The Business Value of Pervasive Device and Network Visibility and Control

Ramsunder Papineni, Regional Director-India and SAARC, ForeScout Technologies Inc.Ramsunder specializes in building and leading organizations of cross-functional teams

It’s been observed that many organizations feel like attackers have the upper hand. Statistics continue to pour in showing that successful breaches are still occurring with increased frequency even though security spending continues to increase. News headlines constantly report data that was leaked from organizations of all sizes, large and small, and in every vertical. It is evident that security must be improved, but how can an organization know that its security spend is addressing the core challenges and not simply adding one more security product to an already overworked staff?

International Data Corporation (IDC) believes that one of the key attitudes for organizations to adopt is that of “already breached.” This attitude focuses on visibility and detection, with strong remediation capabilities. Instead of perfectly protecting each vector, this attitude encourages constant vigilance and the ability to respond quickly, making the organization’s security agile enough to meet the rapidly changing business and threat landscape.

Today’s IT landscape is much different than what it was 10 years ago. While the need to monitor the health of guest devices is still a key

challenge, there are many other factors driving the need for visibility and access control.

BYOD Impacts Networks: The exponential growth of BYOD and the potential of IoT place unprecedented demands on both the wireless and the wired network. Administrators not onlyneed to accommodate a greater amount of traffic but also need visibility into a range of devices that they have not had visibility into before. Employees must access the corporate network from almost anywhere without compromising network or application security.
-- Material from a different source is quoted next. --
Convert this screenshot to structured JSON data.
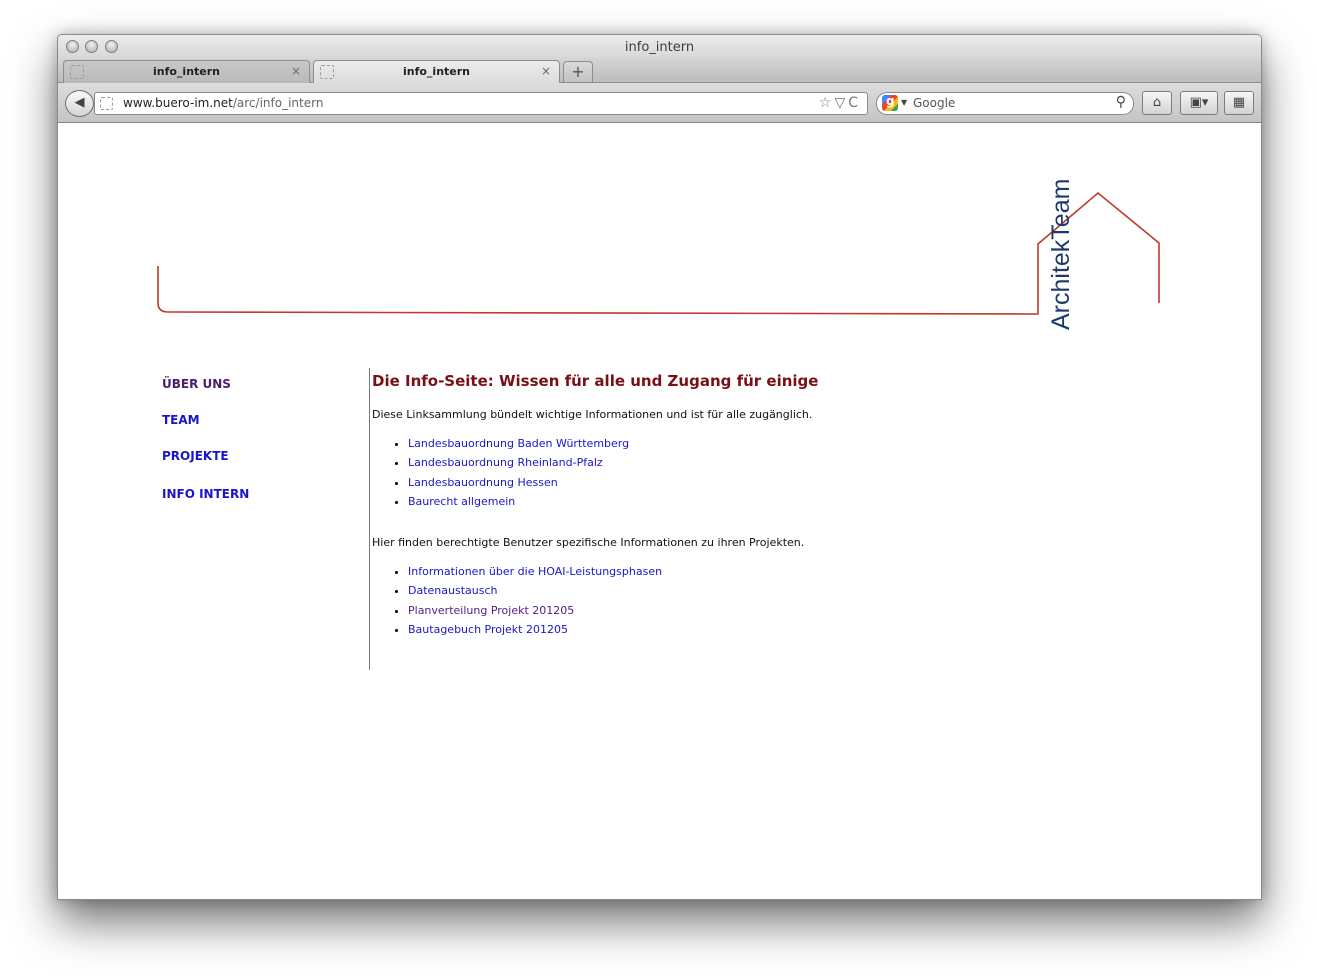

IoT challenges are growing: In addition to users bringing their own devices onto the network,the number and types of devices associated with each user have also increased. IoT devices ranging from sensors to videocameras are finding their way onto IT networks, causing significant challenges for security teams, which may not even know that these devices are on the network.

At the end of the day, organizations bear the ultimate responsibility for securing their networks and data

Consistent policies must be applied regardless of the device. Most IoT devices don’t run ontraditional operating systems and therefore can’t support software agents. Alternatively, new devices present new attack vectors that must be protected against.

Visibility and Automation are Key: The complexity of today’s network environment demands manageability that allows for quick and consistent deployment of policies. Organizations must have tools available that allow them to visualize the network and the devices on it. They must have tools that provide for consistent policy delivery and automated response to incidents as they occur.

Organizations Must Determine the Security Policy Across all Devices:

At the end of the day,organizations bear the ultimate responsibility for securing their networks and data. Organizations need to maintain consistency in how security is applied across the entire network infrastructure—wired or wireless and regardless of device type or user.